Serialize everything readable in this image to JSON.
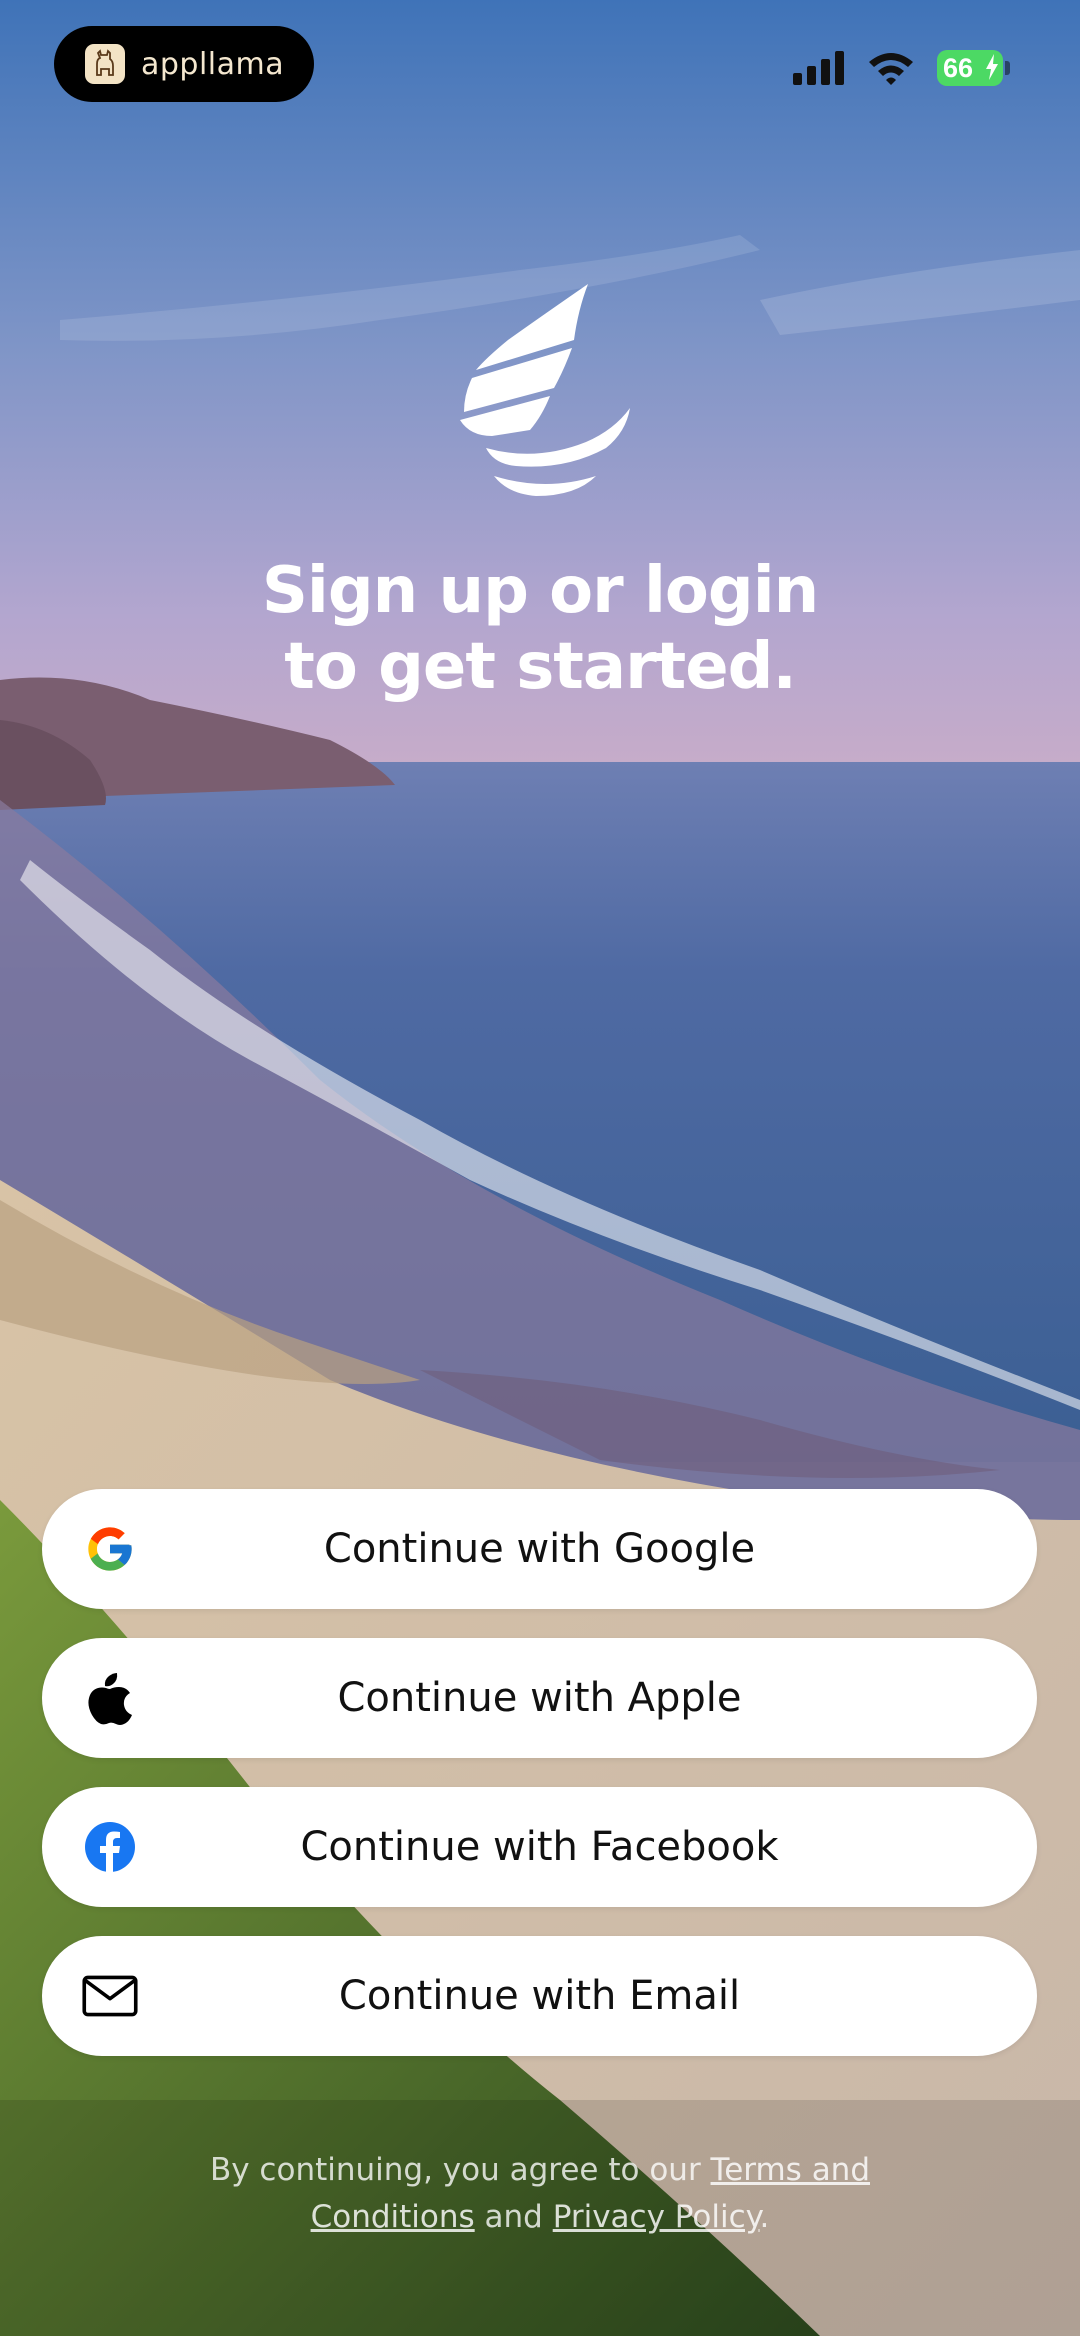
{
  "status_bar": {
    "brand_name": "appllama",
    "battery_level": "66",
    "icons": [
      "signal-icon",
      "wifi-icon",
      "battery-charging-icon"
    ]
  },
  "hero": {
    "logo": "sail-logo",
    "headline_line1": "Sign up or login",
    "headline_line2": "to get started."
  },
  "auth_buttons": {
    "google": {
      "label": "Continue with Google",
      "icon": "google-icon"
    },
    "apple": {
      "label": "Continue with Apple",
      "icon": "apple-icon"
    },
    "facebook": {
      "label": "Continue with Facebook",
      "icon": "facebook-icon",
      "color": "#1877F2"
    },
    "email": {
      "label": "Continue with Email",
      "icon": "mail-icon"
    }
  },
  "legal": {
    "prefix": "By continuing, you agree to our ",
    "terms_link": "Terms and Conditions",
    "middle": " and ",
    "privacy_link": "Privacy Policy",
    "suffix": "."
  },
  "colors": {
    "button_bg": "#FFFFFF",
    "text_primary": "#111111",
    "battery_green": "#4CD964"
  }
}
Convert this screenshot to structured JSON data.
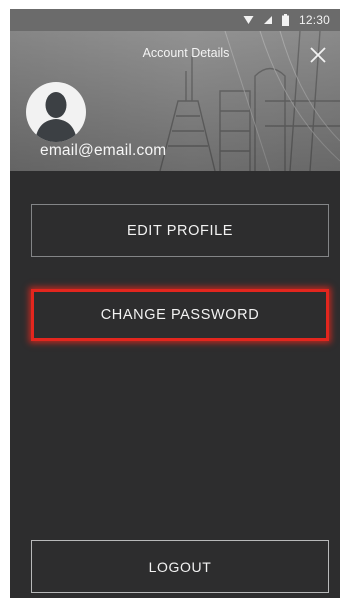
{
  "status_bar": {
    "time": "12:30",
    "icons": [
      "wifi-icon",
      "signal-icon",
      "battery-icon"
    ]
  },
  "header": {
    "title": "Account Details",
    "close_icon": "close-icon",
    "avatar_icon": "user-avatar-icon",
    "email": "email@email.com"
  },
  "actions": {
    "edit_profile": "EDIT PROFILE",
    "change_password": "CHANGE PASSWORD",
    "logout": "LOGOUT"
  },
  "colors": {
    "background": "#2d2d2e",
    "button_border": "#838587",
    "highlight": "#e3261e"
  }
}
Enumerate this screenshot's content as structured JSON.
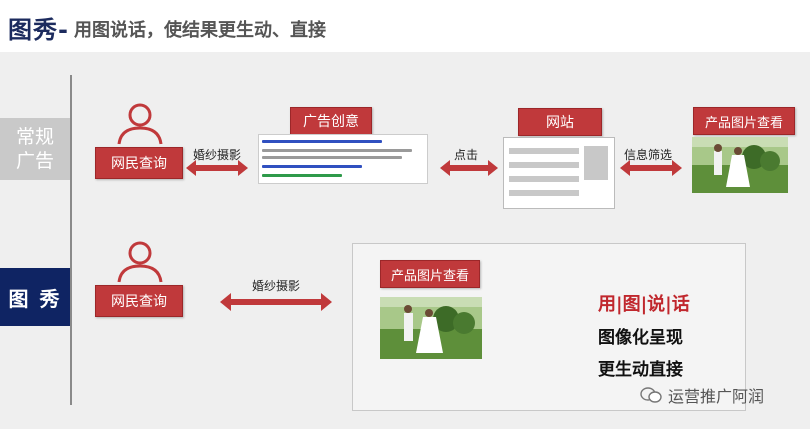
{
  "header": {
    "brand": "图秀-",
    "tagline": "用图说话，使结果更生动、直接"
  },
  "categories": {
    "regular": "常规\n广告",
    "tuxiu": "图 秀"
  },
  "regular_flow": {
    "user_label": "网民查询",
    "arrow1_label": "婚纱摄影",
    "ad_title": "广告创意",
    "arrow2_label": "点击",
    "site_title": "网站",
    "arrow3_label": "信息筛选",
    "photo_title": "产品图片查看"
  },
  "tuxiu_flow": {
    "user_label": "网民查询",
    "arrow_label": "婚纱摄影",
    "photo_title": "产品图片查看",
    "slogan1": "用|图|说|话",
    "slogan2": "图像化呈现",
    "slogan3": "更生动直接"
  },
  "watermark": "运营推广阿润",
  "colors": {
    "accent_red": "#c0393b",
    "navy": "#0f2463",
    "gray_block": "#c9c9c9"
  }
}
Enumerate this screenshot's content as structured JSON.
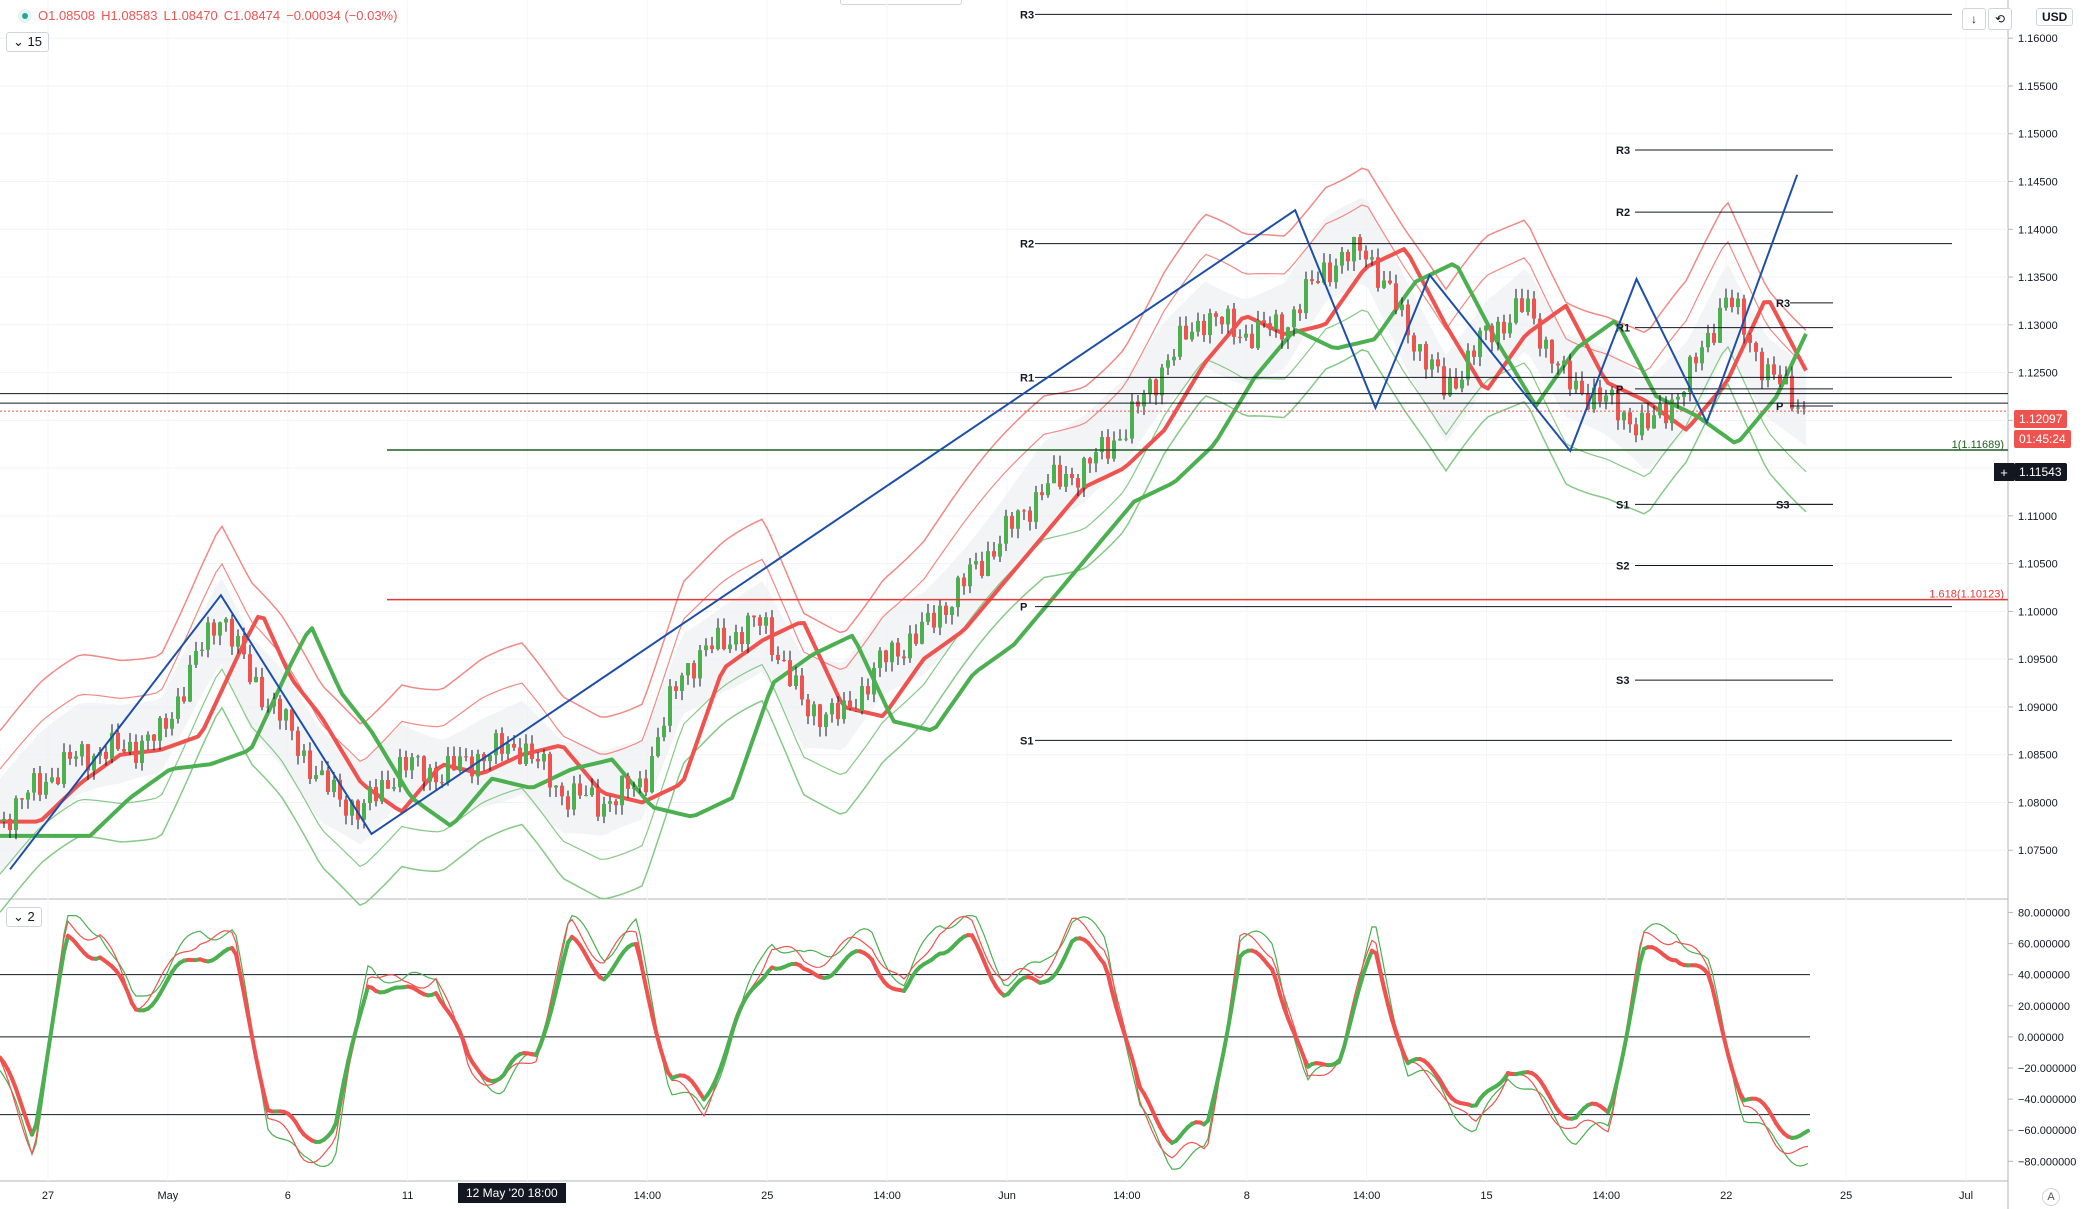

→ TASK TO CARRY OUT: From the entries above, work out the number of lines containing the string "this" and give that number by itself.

→ ANSWER SPACE: 4